Cobicistat: Review of a Pharmacokinetic Enhancer for HIV Infection

Clin Ther. 2015 Sep 1;37(9):1876-93. doi: 10.1016/j.clinthera.2015.07.022. Epub 2015 Aug 25.

Abstract

Purpose: This article reviews the clinical pharmacology, pharmacodynamic and pharmacokinetic (PK) properties, clinical efficacy and tolerability, drug interactions, and dosing and administration of cobicistat.

Methods: Searches of MEDLINE and International Pharmaceutical Abstracts from 1964 to February 2015 were conducted using the search terms cobicistat and GS-9350. Relevant information was extracted from the identified clinical trials and review articles. Abstracts from the Conference on Retroviruses and Opportunistic Infections (2014-2015) and the Interscience Conference on Antimicrobial Agents and Chemotherapy (2013-2014) were also searched.

Findings: Cobicistat is a PK enhancer lacking antiviral activity that, via selective cytochrome P-450 (CYP) 3A inhibition, inhibits the metabolism of certain antiretroviral medications and is used for prolonging their effect. Cobicistat has been studied as a booster of elvitegravir, a second-generation integrase inhibitor, and of the protease inhibitors atazanavir and darunavir. Data on its clinical efficacy and tolerability have been presented in 2 Phase II trials and in 9 Phase III trials, which reported durable efficacy in terms of achievement of sustained suppression of HIV-1 RNA levels to <50 copies/mL for at least 48 weeks. Cobicistat was generally well-tolerated in these studies. Cobicistat may increase serum creatinine levels via the inhibition of proximal renal tubular cell transporters and thus reduce estimated glomerular filtration rate, although it does not appear to affect actual glomerular filtration rate. Given the potent CYP3A inhibition by cobicistat, its coadministration with drugs metabolized by CYP3A may result in increased plasma concentrations of such agents. Moreover, as cobicistat is metabolized predominantly by CYP3A, plasma concentrations may increase or decrease on coadministration with CYP3A inhibitors or inducers, respectively.

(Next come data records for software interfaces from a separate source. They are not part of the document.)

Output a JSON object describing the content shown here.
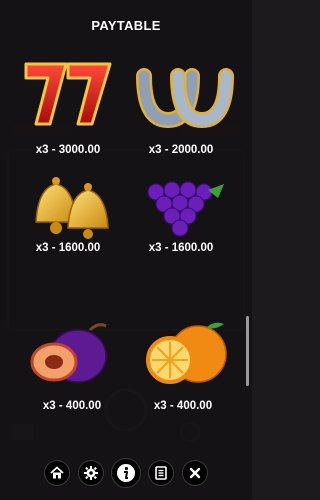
{
  "header": {
    "title": "PAYTABLE"
  },
  "symbols": [
    {
      "icon": "seven-icon",
      "payout": "x3 - 3000.00"
    },
    {
      "icon": "horseshoe-icon",
      "payout": "x3 - 2000.00"
    },
    {
      "icon": "bells-icon",
      "payout": "x3 - 1600.00"
    },
    {
      "icon": "grapes-icon",
      "payout": "x3 - 1600.00"
    },
    {
      "icon": "plum-icon",
      "payout": "x3 - 400.00"
    },
    {
      "icon": "orange-icon",
      "payout": "x3 - 400.00"
    }
  ],
  "nav": [
    {
      "icon": "home-icon"
    },
    {
      "icon": "settings-icon"
    },
    {
      "icon": "info-icon",
      "active": true
    },
    {
      "icon": "history-icon"
    },
    {
      "icon": "close-icon"
    }
  ],
  "colors": {
    "background": "#1d1a1d",
    "seven_red": "#d01818",
    "gold": "#f2c84b",
    "grape_purple": "#6a1fb8",
    "orange": "#f08a12"
  }
}
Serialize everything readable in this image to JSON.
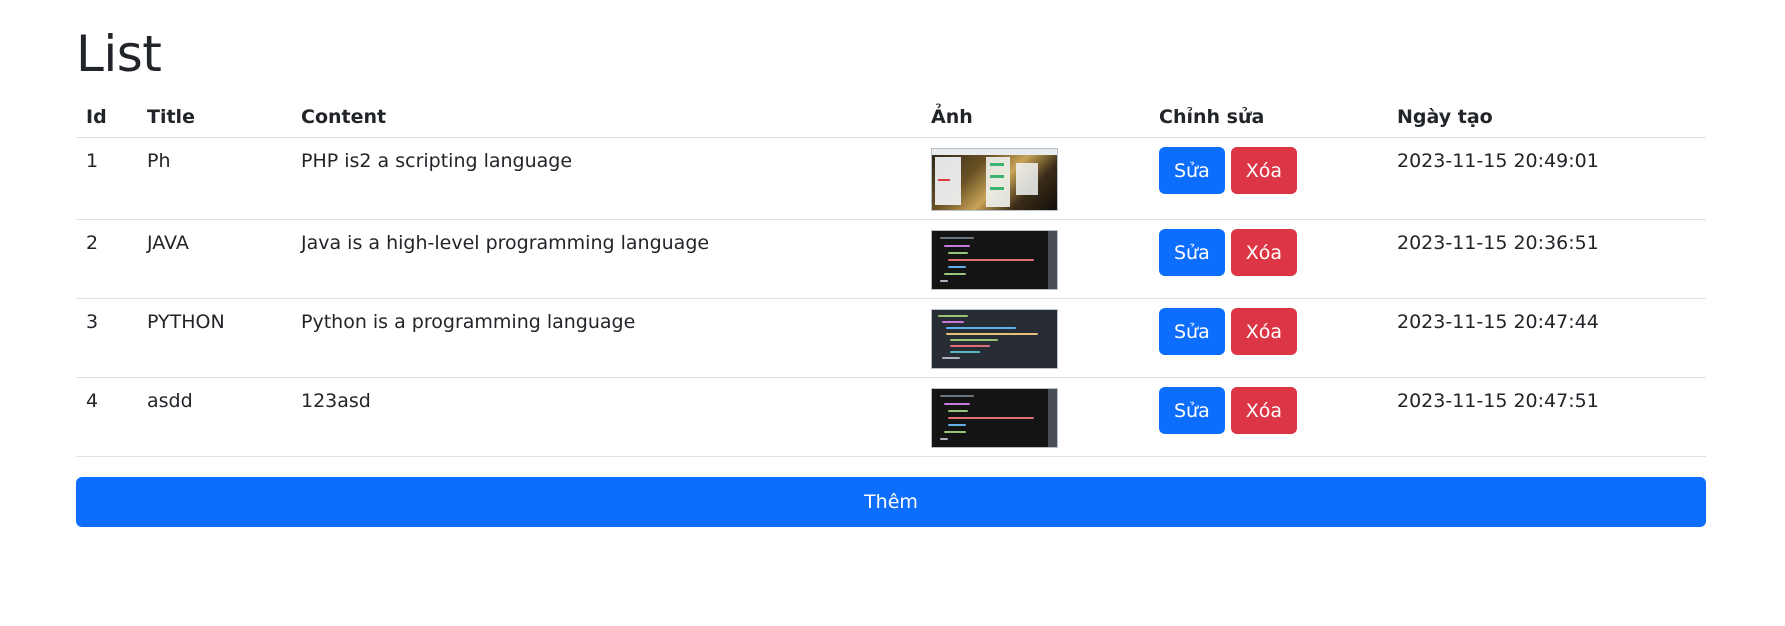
{
  "page": {
    "title": "List"
  },
  "table": {
    "headers": [
      "Id",
      "Title",
      "Content",
      "Ảnh",
      "Chỉnh sửa",
      "Ngày tạo"
    ],
    "rows": [
      {
        "id": "1",
        "title": "Ph",
        "content": "PHP is2 a scripting language",
        "image": "screenshot-thumbnail",
        "date": "2023-11-15 20:49:01"
      },
      {
        "id": "2",
        "title": "JAVA",
        "content": "Java is a high-level programming language",
        "image": "code-thumbnail",
        "date": "2023-11-15 20:36:51"
      },
      {
        "id": "3",
        "title": "PYTHON",
        "content": "Python is a programming language",
        "image": "code-thumbnail",
        "date": "2023-11-15 20:47:44"
      },
      {
        "id": "4",
        "title": "asdd",
        "content": "123asd",
        "image": "code-thumbnail",
        "date": "2023-11-15 20:47:51"
      }
    ],
    "edit_label": "Sửa",
    "delete_label": "Xóa"
  },
  "add_button": {
    "label": "Thêm"
  },
  "colors": {
    "primary": "#0d6efd",
    "danger": "#dc3545",
    "border": "#dee2e6",
    "text": "#212529"
  }
}
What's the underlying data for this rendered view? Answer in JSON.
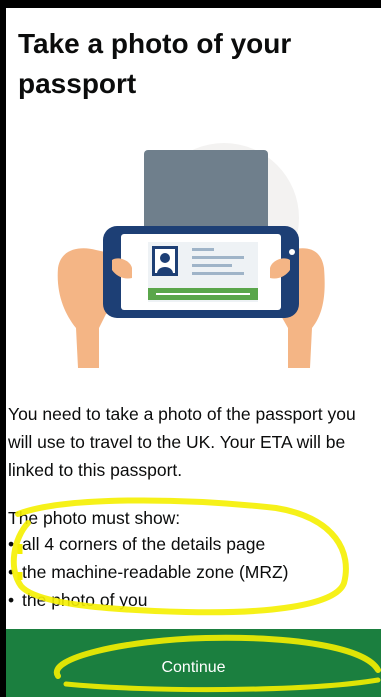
{
  "page": {
    "title": "Take a photo of your passport",
    "intro": "You need to take a photo of the passport you will use to travel to the UK. Your ETA will be linked to this passport.",
    "must_show_heading": "The photo must show:",
    "requirements": [
      "all 4 corners of the details page",
      "the machine-readable zone (MRZ)",
      "the photo of you"
    ],
    "bullet_glyph": "•"
  },
  "footer": {
    "continue_label": "Continue"
  },
  "colors": {
    "button_green": "#1b7f3f",
    "highlight_yellow": "#f5f000",
    "passport_grey": "#6f7f8c",
    "phone_blue": "#1d3f75",
    "screen_green": "#5aa64b",
    "skin": "#f4b585"
  },
  "icons": [
    "phone-scanning-passport-illustration"
  ]
}
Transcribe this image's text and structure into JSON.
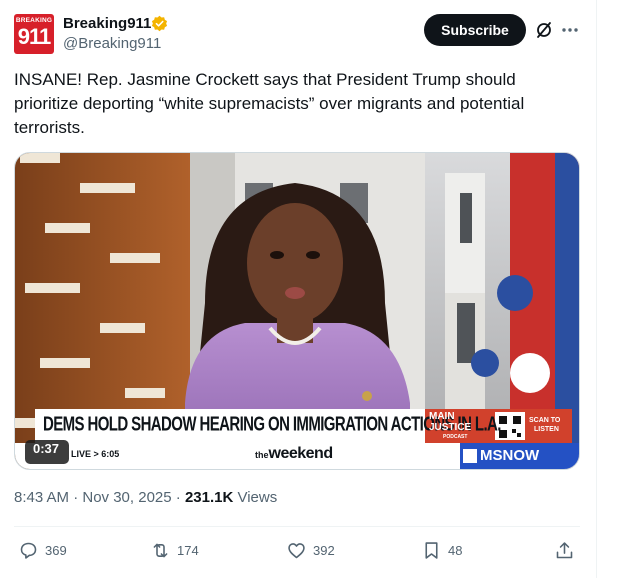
{
  "account": {
    "avatar_small_text": "BREAKING",
    "avatar_big_text": "911",
    "display_name": "Breaking911",
    "handle": "@Breaking911",
    "verified_color": "#f4b400"
  },
  "header": {
    "subscribe_label": "Subscribe"
  },
  "tweet": {
    "text": "INSANE! Rep. Jasmine Crockett says that President Trump should prioritize deporting “white supremacists” over migrants and potential terrorists."
  },
  "video": {
    "duration": "0:37",
    "chyron": "DEMS HOLD SHADOW HEARING ON IMMIGRATION ACTIONS IN L.A.",
    "live_label": "LIVE",
    "live_time": "6:05",
    "show_logo": "weekend",
    "show_logo_prefix": "the",
    "podcast_title_1": "MAIN",
    "podcast_title_2": "JUSTICE",
    "podcast_sub": "PODCAST",
    "scan_label_1": "SCAN TO",
    "scan_label_2": "LISTEN",
    "network": "MSNOW"
  },
  "meta": {
    "time": "8:43 AM · Nov 30, 2025 · ",
    "views_count": "231.1K",
    "views_label": " Views"
  },
  "actions": {
    "replies": "369",
    "reposts": "174",
    "likes": "392",
    "bookmarks": "48"
  },
  "icons": [
    "verified-badge-icon",
    "grok-icon",
    "more-icon",
    "reply-icon",
    "repost-icon",
    "like-icon",
    "bookmark-icon",
    "share-icon"
  ]
}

Implications: With potent durability through 48 weeks, a tolerability profile comparable to other first- and second-line antiretroviral therapies, and a convenient dosing schedule with low daily pill burden in fixed-dose combination tablets, cobicistat is a potential addition to the management of HIV infection as a PK enhancer. However, the effects of cobicistat on serum creatinine and its considerable drug-interaction potential may warrant additional monitoring.

Keywords: GS-9350; HIV; booster; cobicistat; pharmacokinetic enhancer.

Publication types

  • Review

MeSH terms

  • Anti-HIV Agents / pharmacokinetics
  • Anti-HIV Agents / pharmacology*
  • Anti-HIV Agents / therapeutic use
  • Cobicistat / pharmacokinetics
  • Cobicistat / pharmacology*
  • Cobicistat / therapeutic use
  • Cytochrome P-450 CYP3A Inhibitors / pharmacokinetics
  • Cytochrome P-450 CYP3A Inhibitors / pharmacology
  • Cytochrome P-450 CYP3A Inhibitors / therapeutic use
  • Darunavir / pharmacokinetics
  • Darunavir / therapeutic use
  • Drug Interactions
  • Drug Therapy, Combination
  • HIV Infections / drug therapy*
  • HIV Infections / metabolism
  • HIV-1 / drug effects
  • Humans
  • Quinolones / pharmacokinetics
  • Quinolones / therapeutic use

Substances

  • Anti-HIV Agents
  • Cytochrome P-450 CYP3A Inhibitors
  • JTK 303
  • Quinolones
  • Cobicistat
  • Darunavir